Sometimes big engines come in small packages. Just ask Nation Ford freshman Katie Pou.
At age 14, Pou has the stature of a Mini-Cooper, but with a Corvette engine inside. She has won every race she has competed in this season taking home several titles, including the Wendy’s Invitational, the York County Meet and the Region IV title just to name a few. She has done all this very handily, winning by minutes — not seconds — ahead of the competition.
Heading into the 5A state cross-country meet this Saturday at the Sandhills Research Center in Columbia, Pou is on the verge of becoming just the second cross-country state champion at the school and the first female to do it. However, it won’t be without competition as Riverside’s Jessica Crowley is the only one in 5A that has put up a time close to what Pou has at 18:05 in the 5,000-meters.
One issue that might give Pou an edge at the state championship meet is her mental maturity. Despite being just 14, Pou seems cognitively ahead of the field.
“For her to be as mature as she is as a freshman obviously helps,” said Falcons’ head cross-county coach Jake Brenner.
“Obviously, there is talent there. I have never seen anyone like her, freshman or otherwise. You can almost set your watch to her when she has a target time. She is consistent and she is driven. That mental maturity pushes her through workouts. Her mental toughness is something I have never seen before.”
Running competitively for only the past two seasons, Pou has elevated her training and game to pull away from the competition in more ways than one. Pou started running competitively as a seventh-grader after dabbling in other sports.
“I played soccer most of the time in elementary school and I tried tennis and golf and other sports, but one day my dad convinced me to go running with him and after that we started to go running together more often,” she said. “I really enjoy the sport and I have stuck with it the past couple of years.”
Pou said she enjoys competitive running and not just the aspect of beating others, but the behind the scenes stuff that people don’t see or find as glorious as racing the clock and other runners.
“It is a sport that pushes me and motivates me to really do better,” she said. “It is a sport I enjoy and am passionate about. I really enjoy all aspects of running. I enjoy the practice, putting in the hard work, the time and effort and doing the little things so you can improve over time.”
Pou has had some injuries such as shin splints and hip pain she has had to work through.

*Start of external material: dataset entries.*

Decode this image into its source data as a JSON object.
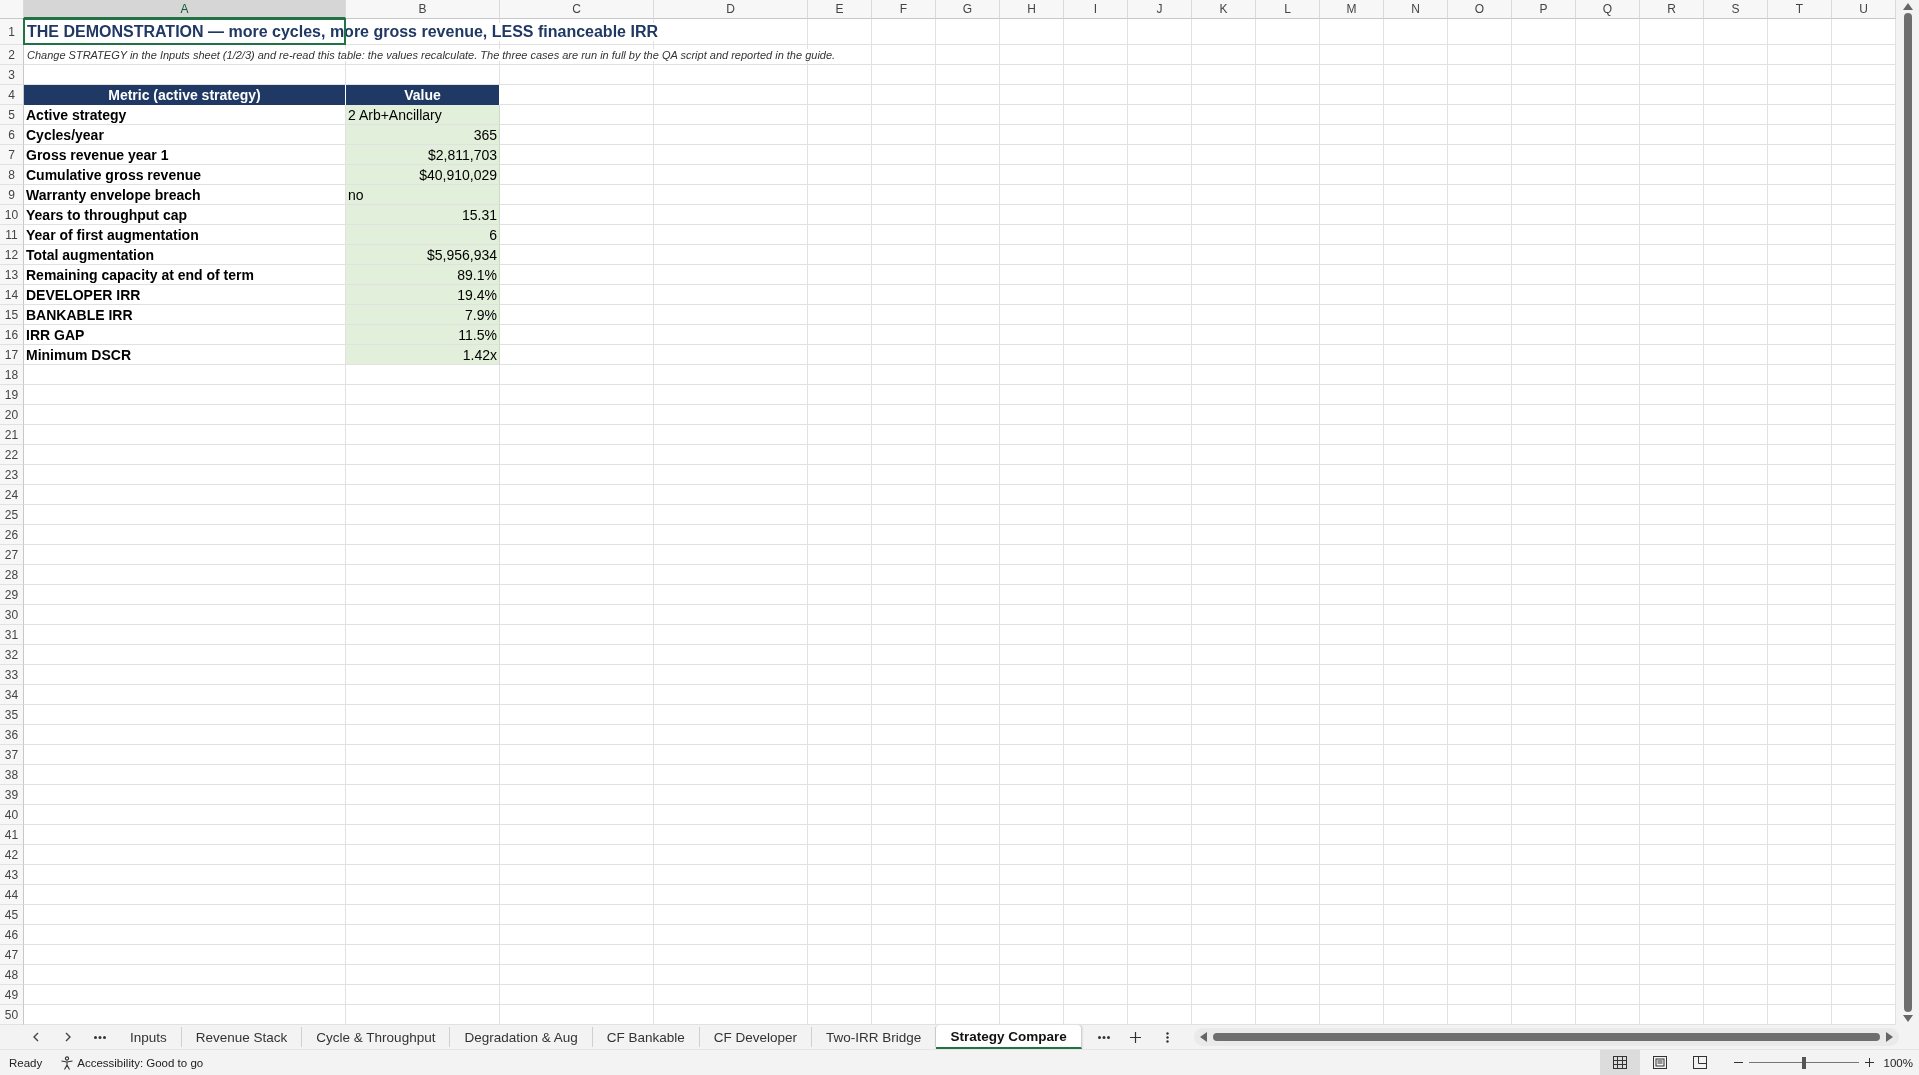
{
  "columns": [
    {
      "label": "A",
      "selected": true
    },
    {
      "label": "B",
      "selected": false
    },
    {
      "label": "C",
      "selected": false
    },
    {
      "label": "D",
      "selected": false
    },
    {
      "label": "E",
      "selected": false
    },
    {
      "label": "F",
      "selected": false
    },
    {
      "label": "G",
      "selected": false
    },
    {
      "label": "H",
      "selected": false
    },
    {
      "label": "I",
      "selected": false
    },
    {
      "label": "J",
      "selected": false
    },
    {
      "label": "K",
      "selected": false
    },
    {
      "label": "L",
      "selected": false
    },
    {
      "label": "M",
      "selected": false
    },
    {
      "label": "N",
      "selected": false
    },
    {
      "label": "O",
      "selected": false
    },
    {
      "label": "P",
      "selected": false
    },
    {
      "label": "Q",
      "selected": false
    },
    {
      "label": "R",
      "selected": false
    },
    {
      "label": "S",
      "selected": false
    },
    {
      "label": "T",
      "selected": false
    },
    {
      "label": "U",
      "selected": false
    }
  ],
  "row_numbers": [
    "1",
    "2",
    "3",
    "4",
    "5",
    "6",
    "7",
    "8",
    "9",
    "10",
    "11",
    "12",
    "13",
    "14",
    "15",
    "16",
    "17",
    "18",
    "19",
    "20",
    "21",
    "22",
    "23",
    "24",
    "25",
    "26",
    "27",
    "28",
    "29",
    "30",
    "31",
    "32",
    "33",
    "34",
    "35",
    "36",
    "37",
    "38",
    "39",
    "40",
    "41",
    "42",
    "43",
    "44",
    "45",
    "46",
    "47",
    "48",
    "49",
    "50"
  ],
  "title": "THE DEMONSTRATION — more cycles, more gross revenue, LESS financeable IRR",
  "note": "Change STRATEGY in the Inputs sheet (1/2/3) and re-read this table: the values recalculate. The three cases are run in full by the QA script and reported in the guide.",
  "table": {
    "columns": [
      "Metric (active strategy)",
      "Value"
    ],
    "rows": [
      {
        "metric": "Active strategy",
        "value": "2 Arb+Ancillary",
        "kind": "text"
      },
      {
        "metric": "Cycles/year",
        "value": "365",
        "kind": "number"
      },
      {
        "metric": "Gross revenue year 1",
        "value": "$2,811,703",
        "kind": "number"
      },
      {
        "metric": "Cumulative gross revenue",
        "value": "$40,910,029",
        "kind": "number"
      },
      {
        "metric": "Warranty envelope breach",
        "value": "no",
        "kind": "text"
      },
      {
        "metric": "Years to throughput cap",
        "value": "15.31",
        "kind": "number"
      },
      {
        "metric": "Year of first augmentation",
        "value": "6",
        "kind": "number"
      },
      {
        "metric": "Total augmentation",
        "value": "$5,956,934",
        "kind": "number"
      },
      {
        "metric": "Remaining capacity at end of term",
        "value": "89.1%",
        "kind": "number"
      },
      {
        "metric": "DEVELOPER IRR",
        "value": "19.4%",
        "kind": "number"
      },
      {
        "metric": "BANKABLE IRR",
        "value": "7.9%",
        "kind": "number"
      },
      {
        "metric": "IRR GAP",
        "value": "11.5%",
        "kind": "number"
      },
      {
        "metric": "Minimum DSCR",
        "value": "1.42x",
        "kind": "number"
      }
    ]
  },
  "sheet_tabs": [
    {
      "label": "Inputs",
      "selected": false
    },
    {
      "label": "Revenue Stack",
      "selected": false
    },
    {
      "label": "Cycle & Throughput",
      "selected": false
    },
    {
      "label": "Degradation & Aug",
      "selected": false
    },
    {
      "label": "CF Bankable",
      "selected": false
    },
    {
      "label": "CF Developer",
      "selected": false
    },
    {
      "label": "Two-IRR Bridge",
      "selected": false
    },
    {
      "label": "Strategy Compare",
      "selected": true
    }
  ],
  "status_bar": {
    "status": "Ready",
    "accessibility": "Accessibility: Good to go",
    "view_buttons": [
      {
        "kind": "normal",
        "selected": true
      },
      {
        "kind": "page-layout",
        "selected": false
      },
      {
        "kind": "page-break",
        "selected": false
      }
    ],
    "zoom_slider": {
      "level": 0.5
    },
    "zoom": "100%"
  }
}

“It was tough for me mentally, but I learned to push through it and that has helped to keep me motivated in running and get better over time,” she said. “I focused a lot on taking care of the little things such as stretching and icing and taking care of myself.”
In a typical week, Pou usually pounds out 25 to 30 miles in training, sometimes more, she said. The little things have helped Pou win this year, she said.
“This year I started a little earlier in training,” she said. “I have done more mileage. I have been more consistent on my workouts and my training.”
Pou also runs track and had more speed related training going into the season, which she felt helped her to prepare for the cross-country season.
That work has paid off in victories in which she finished as much as three or four minutes ahead of the second place runner.
“I am going to see what I can do,” she said about the state meet. “I am going to push myself. My goal is to be in the top spot at the state.”
Brenner feels that Pou has a shot to win the state title.
“She hasn’t been pushed yet this year,” he said.
“That is what we are looking to do. She is a competitor and I think he she is itching to be pushed. I am excited to see what she can do when she is pushed. I think she has it in the back of her mind that if this kid is going to push me, than I need to push myself even harder.”
Mac Banks: firstname.lastname@example.org, @MacBanksFM